(Exercise) Find the number of lines containing the string "title" in the data. Answer with the number by itself.

(Component data from apps and pages)
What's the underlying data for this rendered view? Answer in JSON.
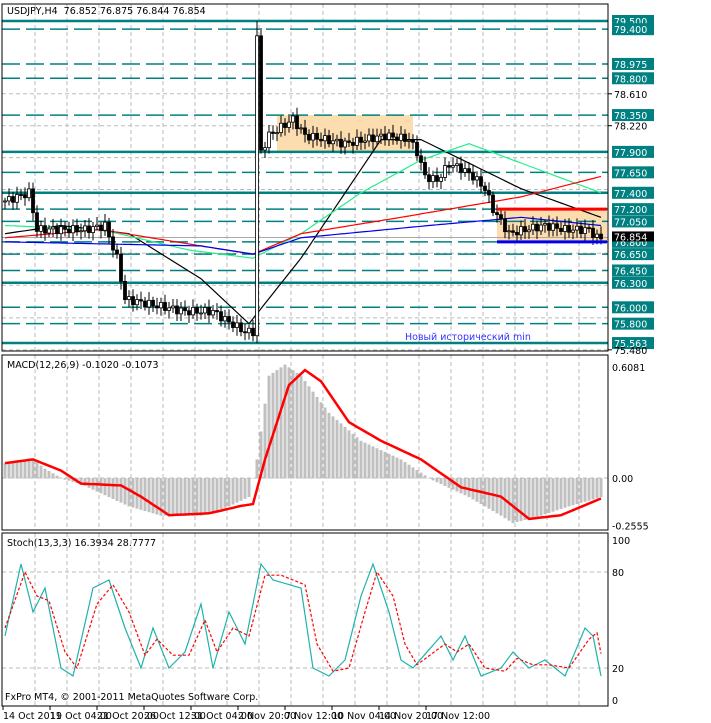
{
  "header": {
    "symbol_line": "USDJPY,H4  76.852 76.875 76.844 76.854"
  },
  "footer": {
    "copyright": "FxPro MT4, © 2001-2011 MetaQuotes Software Corp."
  },
  "colors": {
    "level": "#008080",
    "box": "#FBDDB0",
    "ma_black": "#000000",
    "ma_green": "#22EE88",
    "ma_red": "#FF0000",
    "ma_blue": "#0000EE",
    "histogram": "#C0C0C0",
    "signal": "#FF0000",
    "stoch_main": "#20B2AA",
    "stoch_signal": "#FF0000"
  },
  "chart_data": [
    {
      "type": "candlestick",
      "title": "USDJPY,H4",
      "ylim": [
        75.48,
        79.6
      ],
      "bars": 150,
      "x_tick_labels": [
        "14 Oct 2011",
        "19 Oct 04:00",
        "21 Oct 20:00",
        "26 Oct 12:00",
        "31 Oct 04:00",
        "2 Nov 20:00",
        "7 Nov 12:00",
        "10 Nov 04:00",
        "14 Nov 20:00",
        "17 Nov 12:00"
      ],
      "close_keypoints": [
        [
          0,
          77.3
        ],
        [
          3,
          77.35
        ],
        [
          6,
          77.4
        ],
        [
          8,
          76.95
        ],
        [
          12,
          76.95
        ],
        [
          20,
          76.95
        ],
        [
          25,
          77.0
        ],
        [
          28,
          76.6
        ],
        [
          30,
          76.1
        ],
        [
          40,
          76.0
        ],
        [
          45,
          75.95
        ],
        [
          52,
          75.95
        ],
        [
          55,
          75.85
        ],
        [
          60,
          75.7
        ],
        [
          62,
          75.7
        ],
        [
          63,
          79.3
        ],
        [
          64,
          77.9
        ],
        [
          66,
          78.1
        ],
        [
          72,
          78.3
        ],
        [
          75,
          78.1
        ],
        [
          85,
          78.0
        ],
        [
          95,
          78.1
        ],
        [
          101,
          78.05
        ],
        [
          103,
          77.9
        ],
        [
          105,
          77.6
        ],
        [
          108,
          77.55
        ],
        [
          111,
          77.75
        ],
        [
          114,
          77.7
        ],
        [
          117,
          77.6
        ],
        [
          120,
          77.45
        ],
        [
          122,
          77.2
        ],
        [
          124,
          77.05
        ],
        [
          126,
          76.9
        ],
        [
          130,
          76.95
        ],
        [
          135,
          77.0
        ],
        [
          140,
          76.95
        ],
        [
          146,
          76.95
        ],
        [
          148,
          76.85
        ]
      ],
      "spike": {
        "bar": 63,
        "high": 79.5,
        "low": 75.56
      },
      "levels": [
        {
          "price": "79.500",
          "style": "solid"
        },
        {
          "price": "79.400",
          "style": "dash"
        },
        {
          "price": "78.975",
          "style": "dash"
        },
        {
          "price": "78.800",
          "style": "dash"
        },
        {
          "price": "78.350",
          "style": "dash"
        },
        {
          "price": "77.900",
          "style": "solid"
        },
        {
          "price": "77.650",
          "style": "dash"
        },
        {
          "price": "77.400",
          "style": "solid"
        },
        {
          "price": "77.200",
          "style": "dash"
        },
        {
          "price": "77.050",
          "style": "dash"
        },
        {
          "price": "76.800",
          "style": "dash"
        },
        {
          "price": "76.650",
          "style": "dash"
        },
        {
          "price": "76.450",
          "style": "dash"
        },
        {
          "price": "76.300",
          "style": "solid"
        },
        {
          "price": "76.000",
          "style": "dash"
        },
        {
          "price": "75.800",
          "style": "dash"
        },
        {
          "price": "75.563",
          "style": "solid"
        }
      ],
      "axis_ticks": [
        "78.610",
        "78.220",
        "75.480"
      ],
      "current_price": "76.854",
      "boxes": [
        {
          "from_bar": 68,
          "to_bar": 102,
          "top": 78.35,
          "bottom": 77.9
        },
        {
          "from_bar": 123,
          "to_bar": 151,
          "top": 77.2,
          "bottom": 76.8
        }
      ],
      "range_lines": [
        {
          "from_bar": 123,
          "to_bar": 151,
          "price": 77.2,
          "color": "#FF0000"
        },
        {
          "from_bar": 123,
          "to_bar": 151,
          "price": 76.8,
          "color": "#0000EE"
        }
      ],
      "annotation": "Новый исторический min",
      "moving_averages": {
        "black": [
          [
            0,
            76.9
          ],
          [
            14,
            77.0
          ],
          [
            31,
            76.9
          ],
          [
            49,
            76.35
          ],
          [
            61,
            75.8
          ],
          [
            74,
            76.6
          ],
          [
            94,
            78.05
          ],
          [
            104,
            78.05
          ],
          [
            129,
            77.45
          ],
          [
            149,
            77.1
          ]
        ],
        "green": [
          [
            0,
            77.0
          ],
          [
            24,
            76.95
          ],
          [
            46,
            76.7
          ],
          [
            62,
            76.6
          ],
          [
            74,
            76.9
          ],
          [
            89,
            77.4
          ],
          [
            104,
            77.8
          ],
          [
            116,
            78.0
          ],
          [
            149,
            77.4
          ]
        ],
        "red": [
          [
            0,
            76.85
          ],
          [
            24,
            76.95
          ],
          [
            49,
            76.75
          ],
          [
            62,
            76.65
          ],
          [
            74,
            76.9
          ],
          [
            99,
            77.1
          ],
          [
            129,
            77.35
          ],
          [
            149,
            77.6
          ]
        ],
        "blue": [
          [
            0,
            76.8
          ],
          [
            49,
            76.75
          ],
          [
            62,
            76.65
          ],
          [
            74,
            76.85
          ],
          [
            106,
            77.0
          ],
          [
            129,
            77.1
          ],
          [
            149,
            77.0
          ]
        ]
      }
    },
    {
      "type": "bar",
      "title": "MACD(12,26,9) -0.1020 -0.1073",
      "ylim": [
        -0.2555,
        0.6081
      ],
      "y_tick_labels": [
        "0.6081",
        "0.00",
        "-0.2555"
      ],
      "histogram_keypoints": [
        [
          0,
          0.08
        ],
        [
          7,
          0.1
        ],
        [
          10,
          0.05
        ],
        [
          14,
          0.0
        ],
        [
          19,
          -0.03
        ],
        [
          31,
          -0.15
        ],
        [
          39,
          -0.2
        ],
        [
          49,
          -0.2
        ],
        [
          56,
          -0.15
        ],
        [
          61,
          -0.1
        ],
        [
          63,
          0.1
        ],
        [
          66,
          0.55
        ],
        [
          70,
          0.61
        ],
        [
          74,
          0.55
        ],
        [
          81,
          0.35
        ],
        [
          89,
          0.2
        ],
        [
          99,
          0.1
        ],
        [
          106,
          0.0
        ],
        [
          116,
          -0.1
        ],
        [
          124,
          -0.2
        ],
        [
          127,
          -0.24
        ],
        [
          134,
          -0.2
        ],
        [
          141,
          -0.15
        ],
        [
          149,
          -0.1
        ]
      ],
      "signal_keypoints": [
        [
          0,
          0.08
        ],
        [
          7,
          0.1
        ],
        [
          14,
          0.04
        ],
        [
          19,
          -0.03
        ],
        [
          29,
          -0.04
        ],
        [
          34,
          -0.1
        ],
        [
          41,
          -0.2
        ],
        [
          51,
          -0.19
        ],
        [
          59,
          -0.15
        ],
        [
          62,
          -0.14
        ],
        [
          65,
          0.1
        ],
        [
          71,
          0.5
        ],
        [
          75,
          0.58
        ],
        [
          79,
          0.52
        ],
        [
          86,
          0.3
        ],
        [
          94,
          0.2
        ],
        [
          104,
          0.1
        ],
        [
          114,
          -0.05
        ],
        [
          124,
          -0.1
        ],
        [
          131,
          -0.22
        ],
        [
          139,
          -0.2
        ],
        [
          149,
          -0.11
        ]
      ]
    },
    {
      "type": "line",
      "title": "Stoch(13,3,3) 16.3934 28.7777",
      "ylim": [
        0,
        100
      ],
      "y_tick_labels": [
        "100",
        "80",
        "20",
        "0"
      ],
      "main_keypoints": [
        [
          0,
          40
        ],
        [
          4,
          85
        ],
        [
          7,
          55
        ],
        [
          10,
          70
        ],
        [
          14,
          20
        ],
        [
          17,
          15
        ],
        [
          22,
          70
        ],
        [
          26,
          75
        ],
        [
          30,
          45
        ],
        [
          34,
          20
        ],
        [
          37,
          45
        ],
        [
          41,
          20
        ],
        [
          45,
          30
        ],
        [
          49,
          60
        ],
        [
          52,
          20
        ],
        [
          56,
          55
        ],
        [
          60,
          35
        ],
        [
          64,
          85
        ],
        [
          67,
          75
        ],
        [
          74,
          70
        ],
        [
          77,
          20
        ],
        [
          81,
          15
        ],
        [
          85,
          25
        ],
        [
          89,
          65
        ],
        [
          92,
          85
        ],
        [
          96,
          55
        ],
        [
          99,
          25
        ],
        [
          102,
          20
        ],
        [
          109,
          40
        ],
        [
          112,
          25
        ],
        [
          115,
          40
        ],
        [
          119,
          15
        ],
        [
          124,
          20
        ],
        [
          127,
          30
        ],
        [
          131,
          20
        ],
        [
          135,
          25
        ],
        [
          140,
          15
        ],
        [
          145,
          45
        ],
        [
          147,
          40
        ],
        [
          149,
          15
        ]
      ],
      "signal_keypoints": [
        [
          0,
          45
        ],
        [
          5,
          80
        ],
        [
          8,
          65
        ],
        [
          11,
          62
        ],
        [
          15,
          30
        ],
        [
          18,
          20
        ],
        [
          23,
          60
        ],
        [
          27,
          72
        ],
        [
          31,
          55
        ],
        [
          35,
          28
        ],
        [
          38,
          38
        ],
        [
          42,
          28
        ],
        [
          46,
          28
        ],
        [
          50,
          50
        ],
        [
          53,
          30
        ],
        [
          57,
          45
        ],
        [
          61,
          40
        ],
        [
          65,
          78
        ],
        [
          69,
          78
        ],
        [
          75,
          72
        ],
        [
          78,
          35
        ],
        [
          82,
          18
        ],
        [
          86,
          20
        ],
        [
          90,
          55
        ],
        [
          93,
          80
        ],
        [
          97,
          65
        ],
        [
          100,
          35
        ],
        [
          103,
          22
        ],
        [
          110,
          35
        ],
        [
          113,
          30
        ],
        [
          116,
          35
        ],
        [
          120,
          20
        ],
        [
          125,
          18
        ],
        [
          128,
          26
        ],
        [
          132,
          22
        ],
        [
          136,
          22
        ],
        [
          141,
          20
        ],
        [
          146,
          38
        ],
        [
          148,
          42
        ],
        [
          149,
          29
        ]
      ]
    }
  ]
}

(Response to this task) 3